Your assignment:
Give back the records below verbatim, please, but without a single image.

[Exercise input — start]

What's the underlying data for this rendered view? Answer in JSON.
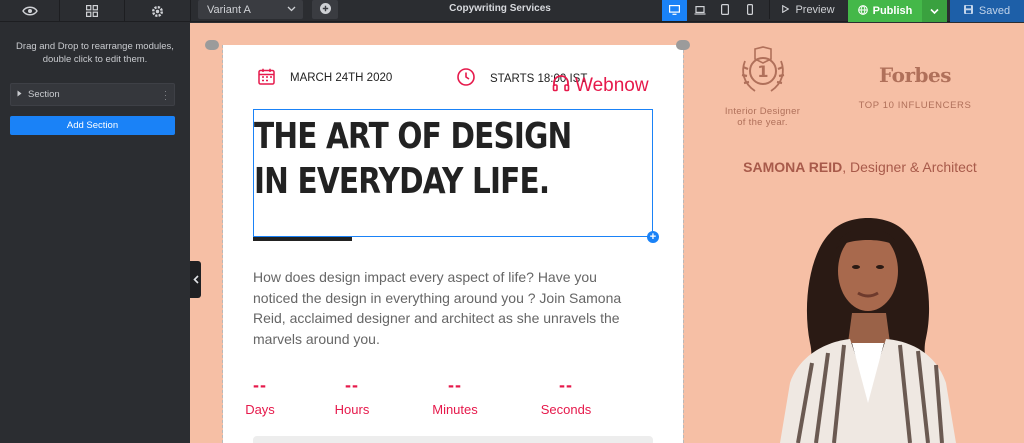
{
  "toolbar": {
    "tabs": [
      {
        "icon": "eye-icon"
      },
      {
        "icon": "grid-icon"
      },
      {
        "icon": "gear-icon"
      }
    ],
    "variant": "Variant A",
    "title": "Copywriting Services",
    "devices": [
      {
        "icon": "desktop-icon",
        "active": true
      },
      {
        "icon": "laptop-icon",
        "active": false
      },
      {
        "icon": "tablet-icon",
        "active": false
      },
      {
        "icon": "mobile-icon",
        "active": false
      }
    ],
    "preview_label": "Preview",
    "publish_label": "Publish",
    "saved_label": "Saved"
  },
  "sidebar": {
    "hint": "Drag and Drop to rearrange modules, double click to edit them.",
    "section_label": "Section",
    "add_section_label": "Add Section"
  },
  "page": {
    "date": "MARCH 24TH 2020",
    "time": "STARTS 18:00 IST",
    "brand": "Webnow",
    "headline_line1": "THE ART OF DESIGN",
    "headline_line2": "IN EVERYDAY LIFE.",
    "body": "How does design impact every aspect of life? Have you noticed the design in everything around you ? Join Samona Reid, acclaimed designer and architect as she unravels the marvels around you.",
    "countdown": [
      {
        "value": "--",
        "unit": "Days"
      },
      {
        "value": "--",
        "unit": "Hours"
      },
      {
        "value": "--",
        "unit": "Minutes"
      },
      {
        "value": "--",
        "unit": "Seconds"
      }
    ],
    "award_caption": "Interior Designer of the year.",
    "award_number": "1",
    "forbes_logo": "Forbes",
    "forbes_caption": "TOP 10 INFLUENCERS",
    "person_name": "SAMONA REID",
    "person_role": ", Designer & Architect"
  },
  "colors": {
    "accent": "#1a82f7",
    "brand": "#e6194b",
    "publish": "#44b849",
    "canvas_bg": "#f6bfa5"
  }
}
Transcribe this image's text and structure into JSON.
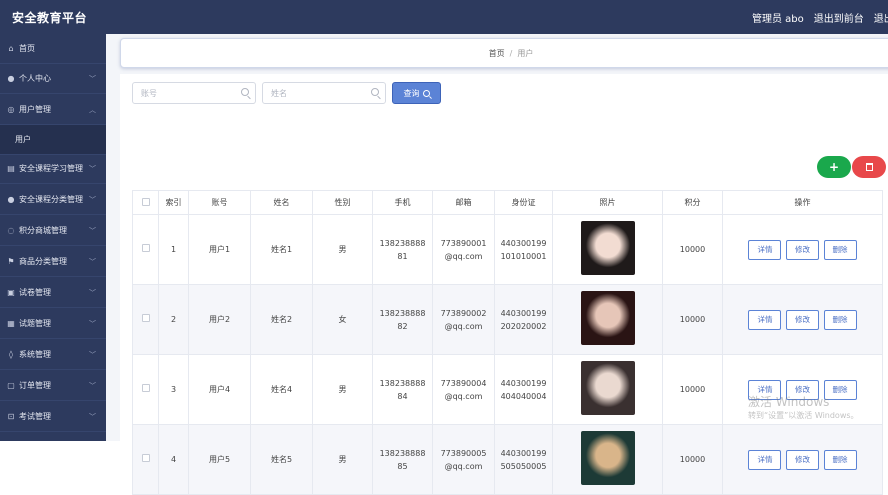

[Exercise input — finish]

Written solution:
What's the underlying data for this rendered view? Answer in JSON.
{
  "toolbar": {
    "tabs": [
      {
        "icon": "eye-icon"
      },
      {
        "icon": "grid-icon"
      },
      {
        "icon": "gear-icon"
      }
    ],
    "variant": "Variant A",
    "title": "Copywriting Services",
    "devices": [
      {
        "icon": "desktop-icon",
        "active": true
      },
      {
        "icon": "laptop-icon",
        "active": false
      },
      {
        "icon": "tablet-icon",
        "active": false
      },
      {
        "icon": "mobile-icon",
        "active": false
      }
    ],
    "preview_label": "Preview",
    "publish_label": "Publish",
    "saved_label": "Saved"
  },
  "sidebar": {
    "hint": "Drag and Drop to rearrange modules, double click to edit them.",
    "section_label": "Section",
    "add_section_label": "Add Section"
  },
  "page": {
    "date": "MARCH 24TH 2020",
    "time": "STARTS 18:00 IST",
    "brand": "Webnow",
    "headline_line1": "THE ART OF DESIGN",
    "headline_line2": "IN EVERYDAY LIFE.",
    "body": "How does design impact every aspect of life? Have you noticed the design in everything around you ? Join Samona Reid, acclaimed designer and architect as she unravels the marvels around you.",
    "countdown": [
      {
        "value": "--",
        "unit": "Days"
      },
      {
        "value": "--",
        "unit": "Hours"
      },
      {
        "value": "--",
        "unit": "Minutes"
      },
      {
        "value": "--",
        "unit": "Seconds"
      }
    ],
    "award_caption": "Interior Designer of the year.",
    "award_number": "1",
    "forbes_logo": "Forbes",
    "forbes_caption": "TOP 10 INFLUENCERS",
    "person_name": "SAMONA REID",
    "person_role": ", Designer & Architect"
  },
  "colors": {
    "accent": "#1a82f7",
    "brand": "#e6194b",
    "publish": "#44b849",
    "canvas_bg": "#f6bfa5"
  }
}
Transcribe this image's text and structure into JSON.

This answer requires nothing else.